You are asked to write out the entries exactly as they are given.

Source data START

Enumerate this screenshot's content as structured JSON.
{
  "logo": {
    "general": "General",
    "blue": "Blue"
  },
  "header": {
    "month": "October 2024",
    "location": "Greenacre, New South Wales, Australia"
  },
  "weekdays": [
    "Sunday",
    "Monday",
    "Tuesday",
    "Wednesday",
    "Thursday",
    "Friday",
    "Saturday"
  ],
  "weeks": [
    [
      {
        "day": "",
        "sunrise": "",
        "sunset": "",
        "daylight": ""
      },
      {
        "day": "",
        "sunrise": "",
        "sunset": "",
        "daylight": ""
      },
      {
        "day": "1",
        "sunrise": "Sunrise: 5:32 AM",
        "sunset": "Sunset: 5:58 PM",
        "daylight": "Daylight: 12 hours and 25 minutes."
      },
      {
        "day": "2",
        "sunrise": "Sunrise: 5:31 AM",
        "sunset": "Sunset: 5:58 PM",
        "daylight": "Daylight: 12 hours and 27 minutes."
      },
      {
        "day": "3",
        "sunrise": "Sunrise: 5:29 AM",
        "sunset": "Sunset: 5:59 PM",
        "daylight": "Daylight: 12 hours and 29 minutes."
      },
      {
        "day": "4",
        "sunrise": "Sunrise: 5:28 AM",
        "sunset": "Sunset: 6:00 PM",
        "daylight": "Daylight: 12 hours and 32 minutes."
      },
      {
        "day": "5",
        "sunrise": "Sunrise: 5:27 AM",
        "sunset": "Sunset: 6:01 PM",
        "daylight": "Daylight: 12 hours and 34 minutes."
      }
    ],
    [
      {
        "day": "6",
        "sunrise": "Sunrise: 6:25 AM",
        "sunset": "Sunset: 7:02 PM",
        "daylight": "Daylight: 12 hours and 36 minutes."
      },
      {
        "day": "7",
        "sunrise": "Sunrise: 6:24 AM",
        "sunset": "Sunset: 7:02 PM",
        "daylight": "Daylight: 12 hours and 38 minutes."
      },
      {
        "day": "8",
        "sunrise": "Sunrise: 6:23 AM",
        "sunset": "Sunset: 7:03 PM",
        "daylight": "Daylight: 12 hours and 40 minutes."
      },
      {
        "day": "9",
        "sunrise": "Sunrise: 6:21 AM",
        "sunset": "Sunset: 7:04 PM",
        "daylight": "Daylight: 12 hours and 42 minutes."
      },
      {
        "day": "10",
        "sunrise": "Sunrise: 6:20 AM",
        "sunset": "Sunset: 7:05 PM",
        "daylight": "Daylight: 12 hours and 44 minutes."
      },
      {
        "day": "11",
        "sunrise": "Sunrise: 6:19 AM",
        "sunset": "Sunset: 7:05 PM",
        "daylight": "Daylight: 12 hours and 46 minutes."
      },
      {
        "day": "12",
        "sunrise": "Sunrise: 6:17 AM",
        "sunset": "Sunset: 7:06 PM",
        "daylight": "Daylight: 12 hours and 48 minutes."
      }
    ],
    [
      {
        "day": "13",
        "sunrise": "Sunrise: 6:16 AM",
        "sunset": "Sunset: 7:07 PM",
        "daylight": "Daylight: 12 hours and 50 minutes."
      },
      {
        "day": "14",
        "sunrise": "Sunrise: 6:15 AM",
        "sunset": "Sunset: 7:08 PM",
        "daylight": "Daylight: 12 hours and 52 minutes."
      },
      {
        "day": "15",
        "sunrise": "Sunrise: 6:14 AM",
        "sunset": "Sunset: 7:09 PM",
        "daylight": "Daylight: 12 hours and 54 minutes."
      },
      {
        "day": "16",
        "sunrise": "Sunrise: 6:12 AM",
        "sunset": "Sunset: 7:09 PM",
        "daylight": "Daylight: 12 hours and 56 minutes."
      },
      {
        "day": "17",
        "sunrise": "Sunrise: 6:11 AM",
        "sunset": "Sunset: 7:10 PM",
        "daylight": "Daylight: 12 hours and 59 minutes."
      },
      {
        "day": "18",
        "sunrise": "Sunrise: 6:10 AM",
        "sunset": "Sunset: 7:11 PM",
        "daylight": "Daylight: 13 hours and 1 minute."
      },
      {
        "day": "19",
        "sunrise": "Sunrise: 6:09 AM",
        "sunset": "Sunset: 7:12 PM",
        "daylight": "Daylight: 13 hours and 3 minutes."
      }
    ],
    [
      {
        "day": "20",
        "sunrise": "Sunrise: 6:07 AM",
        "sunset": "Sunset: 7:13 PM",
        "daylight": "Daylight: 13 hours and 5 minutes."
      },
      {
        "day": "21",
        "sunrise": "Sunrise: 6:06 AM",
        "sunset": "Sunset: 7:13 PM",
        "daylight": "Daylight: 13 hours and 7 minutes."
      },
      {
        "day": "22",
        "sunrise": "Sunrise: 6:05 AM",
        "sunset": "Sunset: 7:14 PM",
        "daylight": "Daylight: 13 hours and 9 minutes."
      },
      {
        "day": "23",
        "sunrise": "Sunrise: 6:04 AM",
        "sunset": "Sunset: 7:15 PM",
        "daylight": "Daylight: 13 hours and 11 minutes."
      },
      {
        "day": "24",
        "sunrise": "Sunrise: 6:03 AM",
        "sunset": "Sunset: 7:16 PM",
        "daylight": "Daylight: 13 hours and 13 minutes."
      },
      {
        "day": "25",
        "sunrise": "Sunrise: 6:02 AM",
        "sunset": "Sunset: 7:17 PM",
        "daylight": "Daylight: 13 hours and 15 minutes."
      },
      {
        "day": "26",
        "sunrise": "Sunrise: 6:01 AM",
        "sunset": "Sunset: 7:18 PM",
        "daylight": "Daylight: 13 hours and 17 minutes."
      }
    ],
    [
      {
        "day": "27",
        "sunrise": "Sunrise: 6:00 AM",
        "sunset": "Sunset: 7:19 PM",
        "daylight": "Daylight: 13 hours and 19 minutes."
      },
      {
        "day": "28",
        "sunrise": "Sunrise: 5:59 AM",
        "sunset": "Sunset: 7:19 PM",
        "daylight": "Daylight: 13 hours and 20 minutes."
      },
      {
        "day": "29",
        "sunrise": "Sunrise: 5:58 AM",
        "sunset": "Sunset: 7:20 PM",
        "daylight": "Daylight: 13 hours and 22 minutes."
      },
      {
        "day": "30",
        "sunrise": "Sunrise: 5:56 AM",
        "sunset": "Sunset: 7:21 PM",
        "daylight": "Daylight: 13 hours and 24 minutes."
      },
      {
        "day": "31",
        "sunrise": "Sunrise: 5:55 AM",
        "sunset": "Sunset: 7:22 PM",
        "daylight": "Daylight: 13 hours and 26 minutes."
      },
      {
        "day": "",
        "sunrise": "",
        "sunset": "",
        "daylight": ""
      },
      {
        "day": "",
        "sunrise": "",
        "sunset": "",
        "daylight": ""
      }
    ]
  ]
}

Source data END

Written solution:
Enumerate this screenshot's content as structured JSON.
{
  "logo": {
    "general": "General",
    "blue": "Blue"
  },
  "header": {
    "month": "October 2024",
    "location": "Greenacre, New South Wales, Australia"
  },
  "weekdays": [
    "Sunday",
    "Monday",
    "Tuesday",
    "Wednesday",
    "Thursday",
    "Friday",
    "Saturday"
  ],
  "weeks": [
    [
      {
        "day": "",
        "sunrise": "",
        "sunset": "",
        "daylight": ""
      },
      {
        "day": "",
        "sunrise": "",
        "sunset": "",
        "daylight": ""
      },
      {
        "day": "1",
        "sunrise": "Sunrise: 5:32 AM",
        "sunset": "Sunset: 5:58 PM",
        "daylight": "Daylight: 12 hours and 25 minutes."
      },
      {
        "day": "2",
        "sunrise": "Sunrise: 5:31 AM",
        "sunset": "Sunset: 5:58 PM",
        "daylight": "Daylight: 12 hours and 27 minutes."
      },
      {
        "day": "3",
        "sunrise": "Sunrise: 5:29 AM",
        "sunset": "Sunset: 5:59 PM",
        "daylight": "Daylight: 12 hours and 29 minutes."
      },
      {
        "day": "4",
        "sunrise": "Sunrise: 5:28 AM",
        "sunset": "Sunset: 6:00 PM",
        "daylight": "Daylight: 12 hours and 32 minutes."
      },
      {
        "day": "5",
        "sunrise": "Sunrise: 5:27 AM",
        "sunset": "Sunset: 6:01 PM",
        "daylight": "Daylight: 12 hours and 34 minutes."
      }
    ],
    [
      {
        "day": "6",
        "sunrise": "Sunrise: 6:25 AM",
        "sunset": "Sunset: 7:02 PM",
        "daylight": "Daylight: 12 hours and 36 minutes."
      },
      {
        "day": "7",
        "sunrise": "Sunrise: 6:24 AM",
        "sunset": "Sunset: 7:02 PM",
        "daylight": "Daylight: 12 hours and 38 minutes."
      },
      {
        "day": "8",
        "sunrise": "Sunrise: 6:23 AM",
        "sunset": "Sunset: 7:03 PM",
        "daylight": "Daylight: 12 hours and 40 minutes."
      },
      {
        "day": "9",
        "sunrise": "Sunrise: 6:21 AM",
        "sunset": "Sunset: 7:04 PM",
        "daylight": "Daylight: 12 hours and 42 minutes."
      },
      {
        "day": "10",
        "sunrise": "Sunrise: 6:20 AM",
        "sunset": "Sunset: 7:05 PM",
        "daylight": "Daylight: 12 hours and 44 minutes."
      },
      {
        "day": "11",
        "sunrise": "Sunrise: 6:19 AM",
        "sunset": "Sunset: 7:05 PM",
        "daylight": "Daylight: 12 hours and 46 minutes."
      },
      {
        "day": "12",
        "sunrise": "Sunrise: 6:17 AM",
        "sunset": "Sunset: 7:06 PM",
        "daylight": "Daylight: 12 hours and 48 minutes."
      }
    ],
    [
      {
        "day": "13",
        "sunrise": "Sunrise: 6:16 AM",
        "sunset": "Sunset: 7:07 PM",
        "daylight": "Daylight: 12 hours and 50 minutes."
      },
      {
        "day": "14",
        "sunrise": "Sunrise: 6:15 AM",
        "sunset": "Sunset: 7:08 PM",
        "daylight": "Daylight: 12 hours and 52 minutes."
      },
      {
        "day": "15",
        "sunrise": "Sunrise: 6:14 AM",
        "sunset": "Sunset: 7:09 PM",
        "daylight": "Daylight: 12 hours and 54 minutes."
      },
      {
        "day": "16",
        "sunrise": "Sunrise: 6:12 AM",
        "sunset": "Sunset: 7:09 PM",
        "daylight": "Daylight: 12 hours and 56 minutes."
      },
      {
        "day": "17",
        "sunrise": "Sunrise: 6:11 AM",
        "sunset": "Sunset: 7:10 PM",
        "daylight": "Daylight: 12 hours and 59 minutes."
      },
      {
        "day": "18",
        "sunrise": "Sunrise: 6:10 AM",
        "sunset": "Sunset: 7:11 PM",
        "daylight": "Daylight: 13 hours and 1 minute."
      },
      {
        "day": "19",
        "sunrise": "Sunrise: 6:09 AM",
        "sunset": "Sunset: 7:12 PM",
        "daylight": "Daylight: 13 hours and 3 minutes."
      }
    ],
    [
      {
        "day": "20",
        "sunrise": "Sunrise: 6:07 AM",
        "sunset": "Sunset: 7:13 PM",
        "daylight": "Daylight: 13 hours and 5 minutes."
      },
      {
        "day": "21",
        "sunrise": "Sunrise: 6:06 AM",
        "sunset": "Sunset: 7:13 PM",
        "daylight": "Daylight: 13 hours and 7 minutes."
      },
      {
        "day": "22",
        "sunrise": "Sunrise: 6:05 AM",
        "sunset": "Sunset: 7:14 PM",
        "daylight": "Daylight: 13 hours and 9 minutes."
      },
      {
        "day": "23",
        "sunrise": "Sunrise: 6:04 AM",
        "sunset": "Sunset: 7:15 PM",
        "daylight": "Daylight: 13 hours and 11 minutes."
      },
      {
        "day": "24",
        "sunrise": "Sunrise: 6:03 AM",
        "sunset": "Sunset: 7:16 PM",
        "daylight": "Daylight: 13 hours and 13 minutes."
      },
      {
        "day": "25",
        "sunrise": "Sunrise: 6:02 AM",
        "sunset": "Sunset: 7:17 PM",
        "daylight": "Daylight: 13 hours and 15 minutes."
      },
      {
        "day": "26",
        "sunrise": "Sunrise: 6:01 AM",
        "sunset": "Sunset: 7:18 PM",
        "daylight": "Daylight: 13 hours and 17 minutes."
      }
    ],
    [
      {
        "day": "27",
        "sunrise": "Sunrise: 6:00 AM",
        "sunset": "Sunset: 7:19 PM",
        "daylight": "Daylight: 13 hours and 19 minutes."
      },
      {
        "day": "28",
        "sunrise": "Sunrise: 5:59 AM",
        "sunset": "Sunset: 7:19 PM",
        "daylight": "Daylight: 13 hours and 20 minutes."
      },
      {
        "day": "29",
        "sunrise": "Sunrise: 5:58 AM",
        "sunset": "Sunset: 7:20 PM",
        "daylight": "Daylight: 13 hours and 22 minutes."
      },
      {
        "day": "30",
        "sunrise": "Sunrise: 5:56 AM",
        "sunset": "Sunset: 7:21 PM",
        "daylight": "Daylight: 13 hours and 24 minutes."
      },
      {
        "day": "31",
        "sunrise": "Sunrise: 5:55 AM",
        "sunset": "Sunset: 7:22 PM",
        "daylight": "Daylight: 13 hours and 26 minutes."
      },
      {
        "day": "",
        "sunrise": "",
        "sunset": "",
        "daylight": ""
      },
      {
        "day": "",
        "sunrise": "",
        "sunset": "",
        "daylight": ""
      }
    ]
  ]
}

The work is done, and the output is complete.